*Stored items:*
▼

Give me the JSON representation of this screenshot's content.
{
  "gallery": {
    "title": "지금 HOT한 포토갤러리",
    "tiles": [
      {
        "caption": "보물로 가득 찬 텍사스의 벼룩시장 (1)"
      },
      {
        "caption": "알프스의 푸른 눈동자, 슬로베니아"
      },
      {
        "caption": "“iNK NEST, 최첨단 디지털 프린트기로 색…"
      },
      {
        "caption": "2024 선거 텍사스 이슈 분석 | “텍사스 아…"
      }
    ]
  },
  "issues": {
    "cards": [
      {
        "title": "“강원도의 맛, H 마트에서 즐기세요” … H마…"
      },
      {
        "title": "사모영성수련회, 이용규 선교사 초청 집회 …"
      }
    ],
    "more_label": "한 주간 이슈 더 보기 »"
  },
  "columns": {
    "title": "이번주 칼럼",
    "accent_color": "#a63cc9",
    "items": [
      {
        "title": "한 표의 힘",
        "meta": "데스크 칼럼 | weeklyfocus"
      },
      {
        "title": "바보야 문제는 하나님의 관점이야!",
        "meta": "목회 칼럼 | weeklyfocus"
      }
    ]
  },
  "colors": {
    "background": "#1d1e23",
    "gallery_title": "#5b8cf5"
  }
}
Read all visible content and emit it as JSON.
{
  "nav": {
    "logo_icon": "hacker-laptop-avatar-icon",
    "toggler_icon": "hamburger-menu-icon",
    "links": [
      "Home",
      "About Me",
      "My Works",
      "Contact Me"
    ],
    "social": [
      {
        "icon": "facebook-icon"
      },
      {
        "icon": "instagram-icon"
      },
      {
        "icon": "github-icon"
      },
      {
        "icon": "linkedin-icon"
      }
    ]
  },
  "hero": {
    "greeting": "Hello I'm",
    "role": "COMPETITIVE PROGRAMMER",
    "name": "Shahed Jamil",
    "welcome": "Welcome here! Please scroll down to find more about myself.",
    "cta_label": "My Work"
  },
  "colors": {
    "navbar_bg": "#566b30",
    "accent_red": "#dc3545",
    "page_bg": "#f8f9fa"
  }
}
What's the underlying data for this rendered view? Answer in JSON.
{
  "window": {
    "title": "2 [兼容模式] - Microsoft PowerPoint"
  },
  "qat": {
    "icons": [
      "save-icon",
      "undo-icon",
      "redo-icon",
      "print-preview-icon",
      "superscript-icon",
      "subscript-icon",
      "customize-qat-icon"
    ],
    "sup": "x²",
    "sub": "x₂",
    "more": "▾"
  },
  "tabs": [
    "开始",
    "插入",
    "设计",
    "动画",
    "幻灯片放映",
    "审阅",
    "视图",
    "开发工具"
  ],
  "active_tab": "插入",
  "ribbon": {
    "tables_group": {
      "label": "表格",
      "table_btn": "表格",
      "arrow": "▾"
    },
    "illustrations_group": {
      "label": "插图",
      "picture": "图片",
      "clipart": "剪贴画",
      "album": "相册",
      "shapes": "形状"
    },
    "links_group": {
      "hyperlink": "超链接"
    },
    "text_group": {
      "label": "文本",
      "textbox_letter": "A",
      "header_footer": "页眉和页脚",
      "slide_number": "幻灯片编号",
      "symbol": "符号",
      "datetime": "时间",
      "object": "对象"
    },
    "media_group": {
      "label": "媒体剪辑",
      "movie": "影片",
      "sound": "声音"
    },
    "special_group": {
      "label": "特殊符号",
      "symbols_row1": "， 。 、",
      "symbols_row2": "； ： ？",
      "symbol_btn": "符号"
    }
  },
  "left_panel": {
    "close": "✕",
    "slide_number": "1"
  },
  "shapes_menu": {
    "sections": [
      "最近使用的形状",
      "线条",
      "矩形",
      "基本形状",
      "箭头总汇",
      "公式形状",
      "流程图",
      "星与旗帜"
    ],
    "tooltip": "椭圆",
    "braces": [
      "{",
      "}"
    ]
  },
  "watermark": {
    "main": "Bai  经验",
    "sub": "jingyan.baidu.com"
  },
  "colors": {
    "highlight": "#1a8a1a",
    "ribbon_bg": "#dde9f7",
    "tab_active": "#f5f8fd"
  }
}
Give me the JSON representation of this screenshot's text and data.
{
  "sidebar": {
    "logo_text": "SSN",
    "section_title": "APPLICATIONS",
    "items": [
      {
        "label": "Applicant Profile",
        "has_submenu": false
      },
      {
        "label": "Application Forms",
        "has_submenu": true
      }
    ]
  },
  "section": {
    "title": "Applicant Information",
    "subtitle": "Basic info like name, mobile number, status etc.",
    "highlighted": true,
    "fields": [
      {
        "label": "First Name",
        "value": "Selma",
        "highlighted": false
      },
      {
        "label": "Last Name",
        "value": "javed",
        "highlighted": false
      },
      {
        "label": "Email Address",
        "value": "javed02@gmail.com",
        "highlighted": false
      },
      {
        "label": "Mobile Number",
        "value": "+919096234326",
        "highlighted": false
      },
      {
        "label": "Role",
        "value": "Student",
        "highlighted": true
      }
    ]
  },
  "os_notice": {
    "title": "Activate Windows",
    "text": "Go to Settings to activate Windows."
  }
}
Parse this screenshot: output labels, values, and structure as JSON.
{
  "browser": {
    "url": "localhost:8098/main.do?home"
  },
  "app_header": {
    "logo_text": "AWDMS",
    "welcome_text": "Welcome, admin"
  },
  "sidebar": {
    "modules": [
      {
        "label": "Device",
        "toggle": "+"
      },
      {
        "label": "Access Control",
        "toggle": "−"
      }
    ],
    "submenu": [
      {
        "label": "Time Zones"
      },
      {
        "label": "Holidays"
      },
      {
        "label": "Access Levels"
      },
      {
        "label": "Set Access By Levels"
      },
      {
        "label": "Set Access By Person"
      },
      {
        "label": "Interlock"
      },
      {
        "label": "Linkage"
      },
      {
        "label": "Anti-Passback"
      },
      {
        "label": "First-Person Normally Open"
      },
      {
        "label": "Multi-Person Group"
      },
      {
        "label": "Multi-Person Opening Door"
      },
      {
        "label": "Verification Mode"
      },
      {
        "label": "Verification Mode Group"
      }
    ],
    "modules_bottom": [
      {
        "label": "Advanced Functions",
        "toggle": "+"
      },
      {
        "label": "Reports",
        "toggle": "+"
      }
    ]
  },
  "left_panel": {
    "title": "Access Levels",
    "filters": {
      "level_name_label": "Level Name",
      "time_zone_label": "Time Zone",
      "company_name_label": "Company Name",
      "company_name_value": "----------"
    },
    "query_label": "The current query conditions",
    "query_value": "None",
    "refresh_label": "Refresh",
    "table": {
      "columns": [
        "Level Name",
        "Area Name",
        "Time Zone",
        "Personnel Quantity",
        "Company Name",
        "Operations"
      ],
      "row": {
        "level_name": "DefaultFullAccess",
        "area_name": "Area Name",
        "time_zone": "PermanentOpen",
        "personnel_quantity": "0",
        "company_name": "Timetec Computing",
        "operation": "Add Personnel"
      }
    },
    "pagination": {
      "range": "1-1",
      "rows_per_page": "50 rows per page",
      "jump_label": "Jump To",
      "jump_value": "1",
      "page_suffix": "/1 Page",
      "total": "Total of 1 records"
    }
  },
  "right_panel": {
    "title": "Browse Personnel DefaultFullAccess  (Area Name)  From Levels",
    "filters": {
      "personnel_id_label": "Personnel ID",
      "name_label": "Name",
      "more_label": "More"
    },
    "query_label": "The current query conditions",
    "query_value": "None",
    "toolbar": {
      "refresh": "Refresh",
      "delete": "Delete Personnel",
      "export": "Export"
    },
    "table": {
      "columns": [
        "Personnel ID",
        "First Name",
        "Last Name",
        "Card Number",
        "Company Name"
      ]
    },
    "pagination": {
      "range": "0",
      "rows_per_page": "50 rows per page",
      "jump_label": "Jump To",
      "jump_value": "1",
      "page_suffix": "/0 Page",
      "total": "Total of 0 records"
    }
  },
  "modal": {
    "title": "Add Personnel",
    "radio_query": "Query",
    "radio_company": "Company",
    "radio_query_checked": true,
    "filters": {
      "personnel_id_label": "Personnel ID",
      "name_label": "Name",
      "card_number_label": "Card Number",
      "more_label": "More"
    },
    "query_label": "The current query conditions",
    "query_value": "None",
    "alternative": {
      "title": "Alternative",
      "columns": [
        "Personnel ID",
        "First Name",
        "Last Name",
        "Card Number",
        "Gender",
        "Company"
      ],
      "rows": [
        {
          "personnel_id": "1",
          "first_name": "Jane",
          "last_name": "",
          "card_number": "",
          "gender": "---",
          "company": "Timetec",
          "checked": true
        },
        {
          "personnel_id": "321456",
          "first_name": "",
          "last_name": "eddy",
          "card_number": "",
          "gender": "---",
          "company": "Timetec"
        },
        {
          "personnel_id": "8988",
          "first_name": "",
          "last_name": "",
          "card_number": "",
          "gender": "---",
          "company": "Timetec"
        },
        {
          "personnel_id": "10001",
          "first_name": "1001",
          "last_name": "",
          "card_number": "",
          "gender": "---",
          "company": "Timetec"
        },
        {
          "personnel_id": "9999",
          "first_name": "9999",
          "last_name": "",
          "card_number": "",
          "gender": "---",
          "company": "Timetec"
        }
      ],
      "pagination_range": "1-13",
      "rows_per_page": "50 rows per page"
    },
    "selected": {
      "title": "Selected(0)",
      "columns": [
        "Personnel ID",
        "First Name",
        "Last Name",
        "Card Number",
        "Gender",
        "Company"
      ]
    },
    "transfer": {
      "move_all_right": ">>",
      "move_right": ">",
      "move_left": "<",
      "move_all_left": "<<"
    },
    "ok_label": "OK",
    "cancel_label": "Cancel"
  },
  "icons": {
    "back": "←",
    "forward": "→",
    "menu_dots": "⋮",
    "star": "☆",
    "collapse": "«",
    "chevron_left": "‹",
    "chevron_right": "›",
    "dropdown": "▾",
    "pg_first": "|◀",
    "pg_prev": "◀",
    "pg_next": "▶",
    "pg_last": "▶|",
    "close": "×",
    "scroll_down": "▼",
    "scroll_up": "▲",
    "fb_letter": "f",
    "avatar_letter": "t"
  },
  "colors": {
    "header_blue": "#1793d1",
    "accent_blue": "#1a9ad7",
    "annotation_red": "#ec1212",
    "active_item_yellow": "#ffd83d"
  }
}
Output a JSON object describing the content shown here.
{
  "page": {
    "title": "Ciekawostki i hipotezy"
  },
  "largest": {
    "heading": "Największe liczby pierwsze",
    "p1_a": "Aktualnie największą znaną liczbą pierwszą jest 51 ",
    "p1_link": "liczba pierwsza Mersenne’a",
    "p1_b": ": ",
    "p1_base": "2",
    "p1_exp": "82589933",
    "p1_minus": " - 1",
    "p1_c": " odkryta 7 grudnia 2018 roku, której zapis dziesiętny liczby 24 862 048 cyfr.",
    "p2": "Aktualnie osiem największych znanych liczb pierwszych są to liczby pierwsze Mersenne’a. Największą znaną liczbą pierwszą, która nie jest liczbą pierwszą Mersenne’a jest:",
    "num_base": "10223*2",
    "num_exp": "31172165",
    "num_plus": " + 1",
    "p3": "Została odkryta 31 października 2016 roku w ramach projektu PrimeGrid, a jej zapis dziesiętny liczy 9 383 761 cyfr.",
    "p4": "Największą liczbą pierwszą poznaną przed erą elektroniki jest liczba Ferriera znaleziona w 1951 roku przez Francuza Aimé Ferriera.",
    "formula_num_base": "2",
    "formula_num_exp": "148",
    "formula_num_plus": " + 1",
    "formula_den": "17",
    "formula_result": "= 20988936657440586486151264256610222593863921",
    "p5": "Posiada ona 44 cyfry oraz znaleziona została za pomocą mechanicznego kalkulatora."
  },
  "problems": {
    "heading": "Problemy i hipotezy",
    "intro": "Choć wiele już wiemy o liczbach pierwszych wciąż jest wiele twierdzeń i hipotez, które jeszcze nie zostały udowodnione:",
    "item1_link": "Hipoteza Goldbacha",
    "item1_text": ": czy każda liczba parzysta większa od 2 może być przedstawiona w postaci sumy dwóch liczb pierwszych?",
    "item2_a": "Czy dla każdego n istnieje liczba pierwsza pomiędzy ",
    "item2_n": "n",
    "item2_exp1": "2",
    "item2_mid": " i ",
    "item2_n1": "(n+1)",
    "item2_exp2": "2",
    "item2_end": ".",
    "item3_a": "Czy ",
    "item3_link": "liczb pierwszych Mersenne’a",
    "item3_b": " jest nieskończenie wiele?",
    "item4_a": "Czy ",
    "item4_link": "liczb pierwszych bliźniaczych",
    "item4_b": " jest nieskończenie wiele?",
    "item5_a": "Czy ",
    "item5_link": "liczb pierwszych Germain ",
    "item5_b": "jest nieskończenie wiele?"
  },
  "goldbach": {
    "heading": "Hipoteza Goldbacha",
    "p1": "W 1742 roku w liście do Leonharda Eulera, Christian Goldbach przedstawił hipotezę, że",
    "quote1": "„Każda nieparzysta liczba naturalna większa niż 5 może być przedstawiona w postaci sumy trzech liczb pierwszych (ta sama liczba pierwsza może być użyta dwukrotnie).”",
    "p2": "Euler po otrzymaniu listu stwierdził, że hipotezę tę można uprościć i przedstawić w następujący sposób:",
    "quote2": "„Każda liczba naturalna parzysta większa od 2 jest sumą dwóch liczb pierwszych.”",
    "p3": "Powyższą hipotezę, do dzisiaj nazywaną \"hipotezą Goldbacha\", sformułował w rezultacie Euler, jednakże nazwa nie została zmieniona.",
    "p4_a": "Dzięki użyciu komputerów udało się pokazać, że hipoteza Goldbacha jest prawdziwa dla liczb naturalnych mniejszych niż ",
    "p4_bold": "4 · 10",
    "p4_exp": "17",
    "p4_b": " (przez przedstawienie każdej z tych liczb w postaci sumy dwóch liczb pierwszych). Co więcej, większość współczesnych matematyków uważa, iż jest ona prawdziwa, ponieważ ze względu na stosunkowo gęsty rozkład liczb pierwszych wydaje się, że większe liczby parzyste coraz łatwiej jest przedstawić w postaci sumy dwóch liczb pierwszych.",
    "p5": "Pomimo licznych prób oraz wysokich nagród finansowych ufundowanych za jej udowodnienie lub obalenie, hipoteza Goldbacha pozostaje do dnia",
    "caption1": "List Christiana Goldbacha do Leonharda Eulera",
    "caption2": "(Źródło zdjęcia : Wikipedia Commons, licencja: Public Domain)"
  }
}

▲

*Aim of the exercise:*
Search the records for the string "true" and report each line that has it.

*Problem solution:*
        "has_submenu": true
    "highlighted": true,
        "highlighted": true
    "radio_query_checked": true,
          "checked": true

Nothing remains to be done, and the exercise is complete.